Nothing. I spend 100% of my time on disability law. If an attorney chooses to just dabble on the side in disability law, then that attorney will be left with very, very limited working knowledge and expertise of this difficult area of law. This kind of work is too complex and too important to hire someone that has limited expertise. This is why I dedicate all my time, all my effort, and all my work specifically to disability law.
- Will I meet with you before my hearing?
Yes, we will absolutely meet face-to-face. One important strategy for winning a disability claim is to develop a specific plan to win; after all, if you fail to plan, then you have planned to fail! I also want us to meet because we work together as a team to win. I also meet with you before your judge hearing so we can strategize for your hearing. We’ll go over how to answer tough questions from the judge, what parts of your condition to emphasize, to discuss the judge’s likes and dislikes, etc.
- How will you build my case?
The first step is to read the denial letter explanation page- there are clues in there that tell me what Social Security doctors think about your condition or why you were denied. Then we will discuss in great detail your medical conditions, your medical treatment, what type of work you’ve done, what current evidence you have that is good, and also identify what needs to be done. I will then develop a custom game plan to win your unique disability claim, tailored to your situation. I then ask you to execute your part, and I start doing the legal work to win your claim.
- How are you regarded among your peers?
I periodically am asked to speak at national conventions, where I teach other attorneys how to work Social Security Disability cases. In addition, I’ve also been asked to speak to and answer questions from local chapters of national advocacy groups, such as the National Multiple Sclerosis Society and the National Alliance on Mental Illness (NAMI).
- I am disabled and cannot work, but I have money in both a savings account and a retirement account, I also own my home, and my spouse works. Can I still qualify for disability benefits?
Yes you can. Social Security disability benefits are not paid based upon being in poverty. You can literally have unlimited amounts of savings and unlimited amounts of income from a working spouse and still be eligible. The only type of income which disqualifies you from receiving Social Security disability benefits is earned income that you receive from working.
- Can I receive workers’ compensation and Social Security disability benefits at the same time?
Yes, it is possible, though not in every situation. Social Security disability benefits are reduced by workers compensation benefits through a very complicated formula. The formula is based upon a calculation of your weekly workers compensation payment rate (minus certain excludable expenses, such as workers compensation attorney fees) and your “average current earnings” (a figure calculated by Social Security based on your Social Security-covered earnings history). An experienced Social Security disability attorney will know how to calculate the offset and advise you as to whether you are eligible to receive both Social Security disability and workers compensation benefits.

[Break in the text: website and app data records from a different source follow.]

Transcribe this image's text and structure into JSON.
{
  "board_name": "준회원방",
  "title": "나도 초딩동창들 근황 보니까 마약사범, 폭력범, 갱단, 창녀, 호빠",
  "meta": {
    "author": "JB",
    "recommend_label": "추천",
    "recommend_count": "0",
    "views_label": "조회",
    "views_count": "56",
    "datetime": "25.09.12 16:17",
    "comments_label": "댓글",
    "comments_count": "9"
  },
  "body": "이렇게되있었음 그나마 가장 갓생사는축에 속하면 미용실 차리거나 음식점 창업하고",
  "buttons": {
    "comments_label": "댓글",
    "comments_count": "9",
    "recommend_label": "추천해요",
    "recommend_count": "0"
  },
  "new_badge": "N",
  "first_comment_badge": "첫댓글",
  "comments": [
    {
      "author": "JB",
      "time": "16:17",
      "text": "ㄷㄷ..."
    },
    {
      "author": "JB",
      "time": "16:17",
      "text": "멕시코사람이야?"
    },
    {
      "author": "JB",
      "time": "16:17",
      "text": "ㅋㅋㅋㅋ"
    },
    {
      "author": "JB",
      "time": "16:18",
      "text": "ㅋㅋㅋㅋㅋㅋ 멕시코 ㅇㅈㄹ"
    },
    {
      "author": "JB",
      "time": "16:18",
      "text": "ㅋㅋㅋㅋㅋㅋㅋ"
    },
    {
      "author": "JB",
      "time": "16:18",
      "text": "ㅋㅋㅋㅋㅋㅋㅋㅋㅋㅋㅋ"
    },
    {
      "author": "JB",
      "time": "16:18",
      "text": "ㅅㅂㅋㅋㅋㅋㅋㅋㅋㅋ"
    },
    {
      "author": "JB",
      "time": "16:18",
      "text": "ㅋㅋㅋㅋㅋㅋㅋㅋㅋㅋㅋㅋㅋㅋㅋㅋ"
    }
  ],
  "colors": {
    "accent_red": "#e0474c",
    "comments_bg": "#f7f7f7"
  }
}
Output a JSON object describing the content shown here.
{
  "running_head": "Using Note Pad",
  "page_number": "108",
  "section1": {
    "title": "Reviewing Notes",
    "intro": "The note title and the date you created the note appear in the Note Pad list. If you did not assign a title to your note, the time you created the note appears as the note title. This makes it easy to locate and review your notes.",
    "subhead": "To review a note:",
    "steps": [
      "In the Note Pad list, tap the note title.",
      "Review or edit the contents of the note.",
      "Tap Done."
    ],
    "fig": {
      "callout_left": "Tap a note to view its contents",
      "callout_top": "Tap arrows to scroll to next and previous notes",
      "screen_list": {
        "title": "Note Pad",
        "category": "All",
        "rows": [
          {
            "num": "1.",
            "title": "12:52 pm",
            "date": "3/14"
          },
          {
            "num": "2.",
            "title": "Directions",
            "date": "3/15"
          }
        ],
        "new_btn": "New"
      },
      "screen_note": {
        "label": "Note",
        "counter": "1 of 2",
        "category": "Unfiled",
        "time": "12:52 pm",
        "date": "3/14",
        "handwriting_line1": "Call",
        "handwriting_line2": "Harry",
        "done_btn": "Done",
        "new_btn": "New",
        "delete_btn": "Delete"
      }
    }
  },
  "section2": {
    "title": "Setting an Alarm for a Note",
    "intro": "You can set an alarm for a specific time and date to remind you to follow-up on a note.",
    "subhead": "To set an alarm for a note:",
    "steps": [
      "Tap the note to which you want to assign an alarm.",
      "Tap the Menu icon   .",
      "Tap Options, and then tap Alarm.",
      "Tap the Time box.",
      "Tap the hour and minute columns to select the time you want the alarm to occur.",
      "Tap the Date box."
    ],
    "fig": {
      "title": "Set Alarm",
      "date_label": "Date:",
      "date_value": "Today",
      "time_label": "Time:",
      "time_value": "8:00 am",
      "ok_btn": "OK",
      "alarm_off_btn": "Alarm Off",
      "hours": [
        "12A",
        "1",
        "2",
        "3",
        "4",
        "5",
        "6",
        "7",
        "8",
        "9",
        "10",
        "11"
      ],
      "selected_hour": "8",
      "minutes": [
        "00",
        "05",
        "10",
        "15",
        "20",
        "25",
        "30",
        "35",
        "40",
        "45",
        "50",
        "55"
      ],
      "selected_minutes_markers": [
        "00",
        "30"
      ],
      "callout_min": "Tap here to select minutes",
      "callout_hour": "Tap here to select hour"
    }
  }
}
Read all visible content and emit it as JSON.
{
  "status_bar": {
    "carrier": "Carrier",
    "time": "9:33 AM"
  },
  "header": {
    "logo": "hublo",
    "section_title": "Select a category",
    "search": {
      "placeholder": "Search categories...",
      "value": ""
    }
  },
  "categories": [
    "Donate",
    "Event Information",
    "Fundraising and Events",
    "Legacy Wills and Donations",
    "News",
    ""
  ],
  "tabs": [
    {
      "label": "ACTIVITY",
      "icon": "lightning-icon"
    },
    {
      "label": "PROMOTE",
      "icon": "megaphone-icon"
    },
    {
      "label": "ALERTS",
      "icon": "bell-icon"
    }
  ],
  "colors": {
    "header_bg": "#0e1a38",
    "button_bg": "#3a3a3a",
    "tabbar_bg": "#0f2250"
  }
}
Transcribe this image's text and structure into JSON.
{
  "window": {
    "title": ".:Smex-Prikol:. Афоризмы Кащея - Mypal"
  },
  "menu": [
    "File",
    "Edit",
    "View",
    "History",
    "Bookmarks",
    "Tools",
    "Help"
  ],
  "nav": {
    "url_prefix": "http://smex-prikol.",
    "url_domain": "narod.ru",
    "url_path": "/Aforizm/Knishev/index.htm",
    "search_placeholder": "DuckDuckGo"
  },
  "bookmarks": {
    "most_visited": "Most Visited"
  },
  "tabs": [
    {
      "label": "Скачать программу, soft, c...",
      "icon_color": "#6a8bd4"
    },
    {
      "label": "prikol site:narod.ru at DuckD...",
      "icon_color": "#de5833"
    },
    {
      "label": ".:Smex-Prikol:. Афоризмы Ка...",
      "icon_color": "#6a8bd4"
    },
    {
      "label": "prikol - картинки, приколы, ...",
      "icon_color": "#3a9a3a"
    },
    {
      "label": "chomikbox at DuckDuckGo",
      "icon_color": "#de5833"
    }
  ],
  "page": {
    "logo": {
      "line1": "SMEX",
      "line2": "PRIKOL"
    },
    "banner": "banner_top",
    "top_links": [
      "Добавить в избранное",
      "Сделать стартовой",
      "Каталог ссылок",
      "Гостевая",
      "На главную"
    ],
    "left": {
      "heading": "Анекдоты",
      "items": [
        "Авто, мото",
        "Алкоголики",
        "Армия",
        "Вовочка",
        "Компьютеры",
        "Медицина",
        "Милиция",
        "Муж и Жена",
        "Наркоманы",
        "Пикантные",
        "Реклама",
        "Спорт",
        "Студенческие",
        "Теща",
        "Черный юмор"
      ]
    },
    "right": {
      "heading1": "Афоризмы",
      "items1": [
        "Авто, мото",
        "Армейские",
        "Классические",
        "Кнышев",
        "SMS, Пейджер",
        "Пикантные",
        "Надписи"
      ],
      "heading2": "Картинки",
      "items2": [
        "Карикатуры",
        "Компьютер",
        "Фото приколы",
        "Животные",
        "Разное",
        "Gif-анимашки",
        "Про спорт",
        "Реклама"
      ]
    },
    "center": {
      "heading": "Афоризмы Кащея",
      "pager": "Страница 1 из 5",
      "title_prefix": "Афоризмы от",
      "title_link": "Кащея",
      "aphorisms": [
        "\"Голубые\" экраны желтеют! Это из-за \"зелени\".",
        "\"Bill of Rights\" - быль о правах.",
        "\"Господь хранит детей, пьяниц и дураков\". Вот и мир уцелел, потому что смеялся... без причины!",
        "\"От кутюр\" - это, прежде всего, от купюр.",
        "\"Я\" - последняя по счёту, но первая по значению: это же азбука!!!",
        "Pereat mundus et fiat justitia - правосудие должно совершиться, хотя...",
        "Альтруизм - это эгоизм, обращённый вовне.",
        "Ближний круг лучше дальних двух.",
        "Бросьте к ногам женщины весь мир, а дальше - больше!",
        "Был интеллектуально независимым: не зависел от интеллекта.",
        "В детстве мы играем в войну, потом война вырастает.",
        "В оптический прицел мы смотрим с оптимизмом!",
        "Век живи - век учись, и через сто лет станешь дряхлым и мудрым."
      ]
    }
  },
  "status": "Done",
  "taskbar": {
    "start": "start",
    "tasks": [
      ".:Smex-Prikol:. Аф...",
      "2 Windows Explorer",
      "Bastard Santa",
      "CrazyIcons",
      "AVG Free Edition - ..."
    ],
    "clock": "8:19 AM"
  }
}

- I have many health problems, but none of them by itself is enough to make me disabled. Instead, it’s the combined effect of all of my health problems that causes me to be disabled. Can I still qualify for Social Security disability benefits?
Yes, you absolutely can. Social Security law requires that Social Security consider the combined effects of all of your health problems to determine how limited you are in your ability to work.
- I’m a disabled veteran, and I already receive disability benefits from the VA. Is it possible to draw both Social Security and Veterans disability benefits?
Yes, you absolutely can. If you receive service-connected VA disability compensation benefits, then you can still be eligible to receive Social Security disability benefits. In fact, the VA’s decision that you are disabled actually helps with your Social Security disability claim!